▶ [Exercise] From the entries below, count every line that contains the word "active". Please give the number and nothing else.

*** Information shown Section Begins ***

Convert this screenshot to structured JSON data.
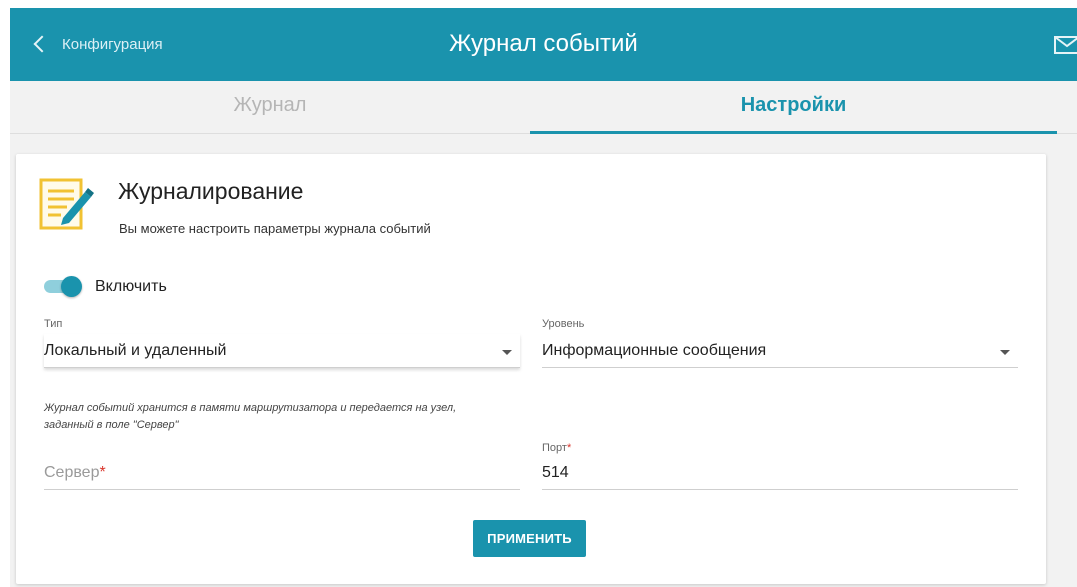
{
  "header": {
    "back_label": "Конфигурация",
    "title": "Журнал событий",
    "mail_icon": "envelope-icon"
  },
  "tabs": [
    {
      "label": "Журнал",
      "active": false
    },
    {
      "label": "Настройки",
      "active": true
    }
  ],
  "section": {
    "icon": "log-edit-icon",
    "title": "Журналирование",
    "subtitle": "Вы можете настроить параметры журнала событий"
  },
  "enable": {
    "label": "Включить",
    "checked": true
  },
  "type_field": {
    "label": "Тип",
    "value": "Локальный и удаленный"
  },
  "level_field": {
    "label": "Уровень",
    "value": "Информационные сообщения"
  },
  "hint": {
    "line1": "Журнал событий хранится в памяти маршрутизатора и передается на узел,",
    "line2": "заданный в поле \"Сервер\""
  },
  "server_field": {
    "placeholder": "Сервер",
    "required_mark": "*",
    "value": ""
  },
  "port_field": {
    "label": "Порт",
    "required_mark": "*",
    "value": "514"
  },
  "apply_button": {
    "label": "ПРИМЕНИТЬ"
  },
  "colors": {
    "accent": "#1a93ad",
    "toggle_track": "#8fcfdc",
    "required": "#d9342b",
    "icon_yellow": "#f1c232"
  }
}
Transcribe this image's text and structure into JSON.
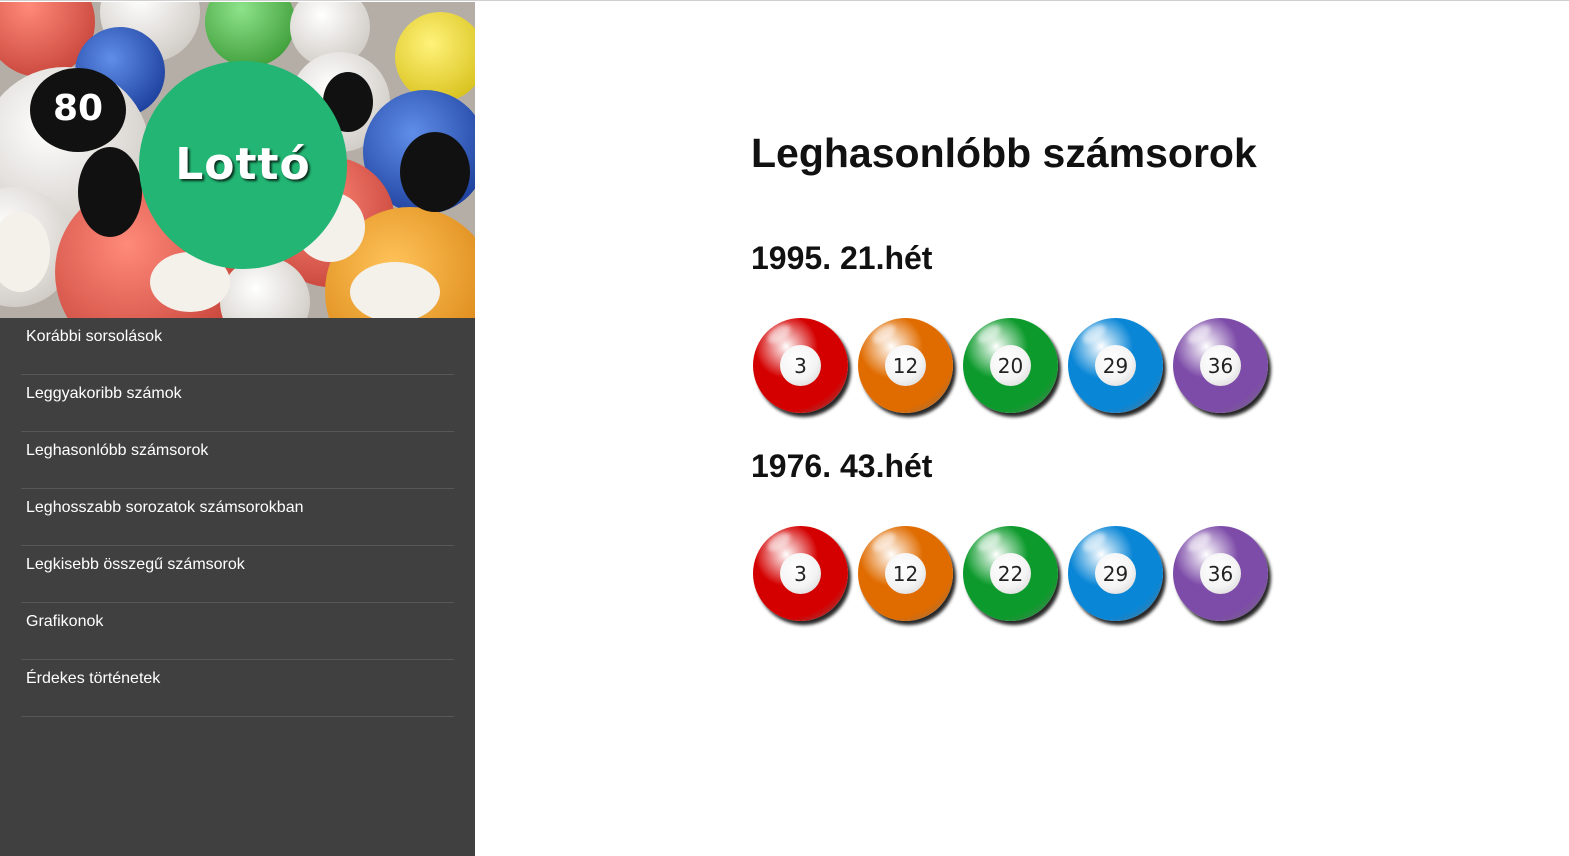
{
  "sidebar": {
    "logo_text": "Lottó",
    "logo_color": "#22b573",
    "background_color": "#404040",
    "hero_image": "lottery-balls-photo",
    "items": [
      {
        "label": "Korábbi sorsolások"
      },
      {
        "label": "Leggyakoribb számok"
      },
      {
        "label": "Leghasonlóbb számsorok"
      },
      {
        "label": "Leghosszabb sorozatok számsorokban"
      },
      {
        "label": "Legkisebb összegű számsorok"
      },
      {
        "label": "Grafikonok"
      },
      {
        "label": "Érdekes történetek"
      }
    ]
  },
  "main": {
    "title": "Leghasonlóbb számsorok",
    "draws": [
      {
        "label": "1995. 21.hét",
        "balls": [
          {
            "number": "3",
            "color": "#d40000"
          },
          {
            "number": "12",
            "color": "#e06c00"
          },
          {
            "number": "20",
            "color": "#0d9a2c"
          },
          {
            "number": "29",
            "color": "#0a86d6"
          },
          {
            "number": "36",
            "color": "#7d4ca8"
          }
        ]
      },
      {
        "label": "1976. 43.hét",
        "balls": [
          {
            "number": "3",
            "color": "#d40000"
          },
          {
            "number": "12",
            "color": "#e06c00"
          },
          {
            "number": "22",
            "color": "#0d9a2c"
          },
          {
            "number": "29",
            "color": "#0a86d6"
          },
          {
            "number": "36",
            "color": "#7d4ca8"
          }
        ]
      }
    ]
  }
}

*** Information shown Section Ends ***
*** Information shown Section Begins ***

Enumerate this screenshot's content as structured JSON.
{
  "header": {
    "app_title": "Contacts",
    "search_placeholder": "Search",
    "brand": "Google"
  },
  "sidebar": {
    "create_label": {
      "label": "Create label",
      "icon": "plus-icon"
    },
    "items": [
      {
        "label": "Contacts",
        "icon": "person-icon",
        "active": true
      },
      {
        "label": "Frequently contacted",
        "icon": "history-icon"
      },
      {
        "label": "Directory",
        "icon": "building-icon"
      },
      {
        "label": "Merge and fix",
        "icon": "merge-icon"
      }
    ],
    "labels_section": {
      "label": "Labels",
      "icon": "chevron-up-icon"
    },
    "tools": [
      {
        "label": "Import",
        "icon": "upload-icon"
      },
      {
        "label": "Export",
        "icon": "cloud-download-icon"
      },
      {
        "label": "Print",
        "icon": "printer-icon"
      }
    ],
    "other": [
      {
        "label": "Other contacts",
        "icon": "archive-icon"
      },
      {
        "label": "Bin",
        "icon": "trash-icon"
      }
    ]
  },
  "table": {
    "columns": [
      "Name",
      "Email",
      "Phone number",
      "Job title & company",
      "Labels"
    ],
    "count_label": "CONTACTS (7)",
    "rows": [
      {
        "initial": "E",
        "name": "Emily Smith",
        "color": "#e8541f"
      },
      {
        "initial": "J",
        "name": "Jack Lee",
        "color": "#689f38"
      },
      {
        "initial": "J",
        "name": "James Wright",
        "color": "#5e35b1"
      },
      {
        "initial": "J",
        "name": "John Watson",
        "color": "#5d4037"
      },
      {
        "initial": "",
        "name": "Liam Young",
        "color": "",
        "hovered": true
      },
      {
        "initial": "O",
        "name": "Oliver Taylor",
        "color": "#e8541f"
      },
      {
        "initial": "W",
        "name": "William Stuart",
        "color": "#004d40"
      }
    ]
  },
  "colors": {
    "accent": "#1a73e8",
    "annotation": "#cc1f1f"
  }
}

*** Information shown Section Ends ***

▶ [Answer to this problem] 3